If a line in the records below includes the word "name", count it, then give the total and nothing else.

* **Extracted data entries**:
+++

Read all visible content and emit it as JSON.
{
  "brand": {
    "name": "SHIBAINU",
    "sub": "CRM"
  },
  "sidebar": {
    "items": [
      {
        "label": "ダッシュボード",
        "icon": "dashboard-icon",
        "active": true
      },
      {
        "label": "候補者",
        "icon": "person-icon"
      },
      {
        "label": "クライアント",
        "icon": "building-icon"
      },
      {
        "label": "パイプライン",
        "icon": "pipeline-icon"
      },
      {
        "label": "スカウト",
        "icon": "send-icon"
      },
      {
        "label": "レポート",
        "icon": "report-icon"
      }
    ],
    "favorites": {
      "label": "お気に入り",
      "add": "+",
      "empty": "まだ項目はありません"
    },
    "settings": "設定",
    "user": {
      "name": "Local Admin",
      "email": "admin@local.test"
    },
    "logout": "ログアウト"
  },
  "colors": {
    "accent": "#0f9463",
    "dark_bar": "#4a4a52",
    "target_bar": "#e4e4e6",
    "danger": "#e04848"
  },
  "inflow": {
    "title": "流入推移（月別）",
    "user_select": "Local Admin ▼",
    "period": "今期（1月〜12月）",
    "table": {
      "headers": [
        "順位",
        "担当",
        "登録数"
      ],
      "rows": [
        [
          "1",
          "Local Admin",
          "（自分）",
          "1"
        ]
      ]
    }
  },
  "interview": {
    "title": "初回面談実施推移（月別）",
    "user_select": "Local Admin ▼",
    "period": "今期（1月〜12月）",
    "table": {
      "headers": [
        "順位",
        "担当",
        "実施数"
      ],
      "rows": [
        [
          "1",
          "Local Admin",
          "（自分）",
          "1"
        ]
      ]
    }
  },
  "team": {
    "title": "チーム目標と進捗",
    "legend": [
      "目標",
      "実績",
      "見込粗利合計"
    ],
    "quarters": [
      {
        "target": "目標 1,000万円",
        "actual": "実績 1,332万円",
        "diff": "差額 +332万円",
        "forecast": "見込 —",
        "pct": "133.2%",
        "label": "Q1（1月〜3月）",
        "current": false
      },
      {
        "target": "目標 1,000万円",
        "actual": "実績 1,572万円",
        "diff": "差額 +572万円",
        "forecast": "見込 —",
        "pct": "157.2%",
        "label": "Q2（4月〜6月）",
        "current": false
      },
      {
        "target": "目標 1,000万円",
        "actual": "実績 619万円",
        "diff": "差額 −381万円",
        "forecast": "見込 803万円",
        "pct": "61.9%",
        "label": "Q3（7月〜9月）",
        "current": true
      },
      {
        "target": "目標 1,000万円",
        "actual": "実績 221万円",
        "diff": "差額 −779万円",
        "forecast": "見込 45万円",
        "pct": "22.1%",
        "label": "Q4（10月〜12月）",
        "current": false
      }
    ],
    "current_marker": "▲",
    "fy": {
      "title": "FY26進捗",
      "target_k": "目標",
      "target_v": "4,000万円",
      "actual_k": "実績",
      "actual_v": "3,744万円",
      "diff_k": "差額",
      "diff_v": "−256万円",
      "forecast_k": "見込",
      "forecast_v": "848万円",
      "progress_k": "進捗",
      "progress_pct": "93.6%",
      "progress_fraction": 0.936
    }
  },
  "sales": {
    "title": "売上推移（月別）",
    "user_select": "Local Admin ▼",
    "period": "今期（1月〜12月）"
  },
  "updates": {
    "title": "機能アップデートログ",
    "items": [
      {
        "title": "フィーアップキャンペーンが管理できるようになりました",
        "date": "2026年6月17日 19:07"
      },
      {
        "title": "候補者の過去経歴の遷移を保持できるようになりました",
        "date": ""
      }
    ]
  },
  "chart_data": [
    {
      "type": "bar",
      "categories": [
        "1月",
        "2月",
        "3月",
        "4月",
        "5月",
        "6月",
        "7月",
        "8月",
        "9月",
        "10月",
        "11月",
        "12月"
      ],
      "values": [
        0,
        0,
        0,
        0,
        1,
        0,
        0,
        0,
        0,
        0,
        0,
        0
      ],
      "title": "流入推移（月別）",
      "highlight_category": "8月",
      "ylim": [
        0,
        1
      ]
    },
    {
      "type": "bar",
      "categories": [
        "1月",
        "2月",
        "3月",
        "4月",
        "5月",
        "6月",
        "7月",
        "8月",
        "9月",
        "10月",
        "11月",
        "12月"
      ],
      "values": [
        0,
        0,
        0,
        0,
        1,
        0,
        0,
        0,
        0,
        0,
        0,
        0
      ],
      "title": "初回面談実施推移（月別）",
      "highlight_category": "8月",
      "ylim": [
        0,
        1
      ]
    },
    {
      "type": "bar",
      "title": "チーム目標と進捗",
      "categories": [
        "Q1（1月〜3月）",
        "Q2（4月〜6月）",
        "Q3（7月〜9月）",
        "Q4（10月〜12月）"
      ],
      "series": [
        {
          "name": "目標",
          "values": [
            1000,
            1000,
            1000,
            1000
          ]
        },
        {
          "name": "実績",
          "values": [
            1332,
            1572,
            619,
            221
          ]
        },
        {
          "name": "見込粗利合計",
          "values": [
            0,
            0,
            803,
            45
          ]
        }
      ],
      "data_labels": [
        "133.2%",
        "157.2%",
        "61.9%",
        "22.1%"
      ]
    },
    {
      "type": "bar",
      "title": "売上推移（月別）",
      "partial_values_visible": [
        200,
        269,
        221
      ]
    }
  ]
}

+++

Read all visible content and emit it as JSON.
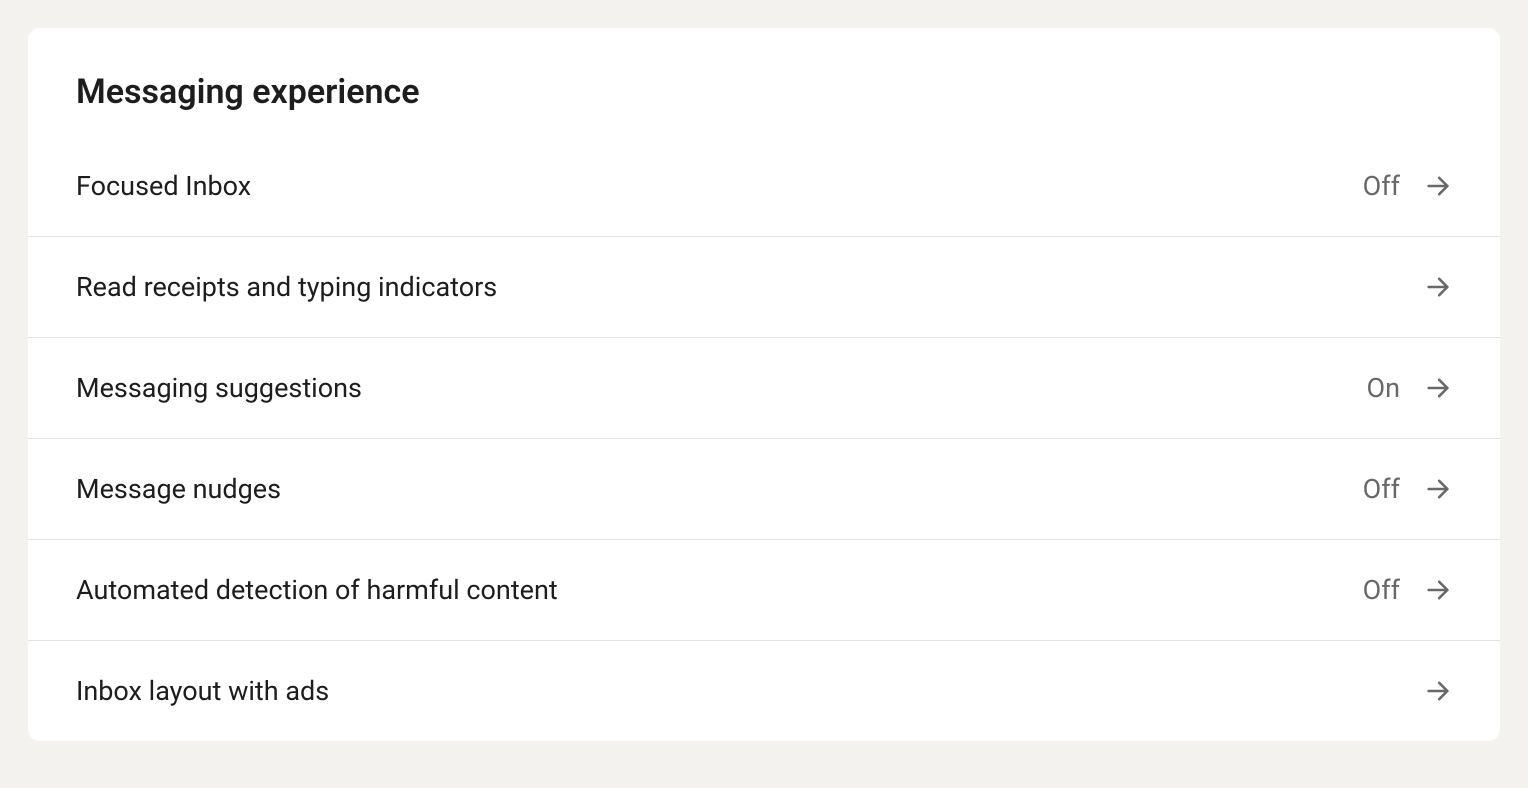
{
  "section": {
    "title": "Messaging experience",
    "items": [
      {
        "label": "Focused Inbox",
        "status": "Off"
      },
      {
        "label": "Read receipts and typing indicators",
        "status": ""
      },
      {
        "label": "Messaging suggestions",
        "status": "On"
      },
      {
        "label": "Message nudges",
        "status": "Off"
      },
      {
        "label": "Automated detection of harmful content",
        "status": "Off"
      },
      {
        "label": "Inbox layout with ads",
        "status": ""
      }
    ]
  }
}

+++

* **RESULT**:
5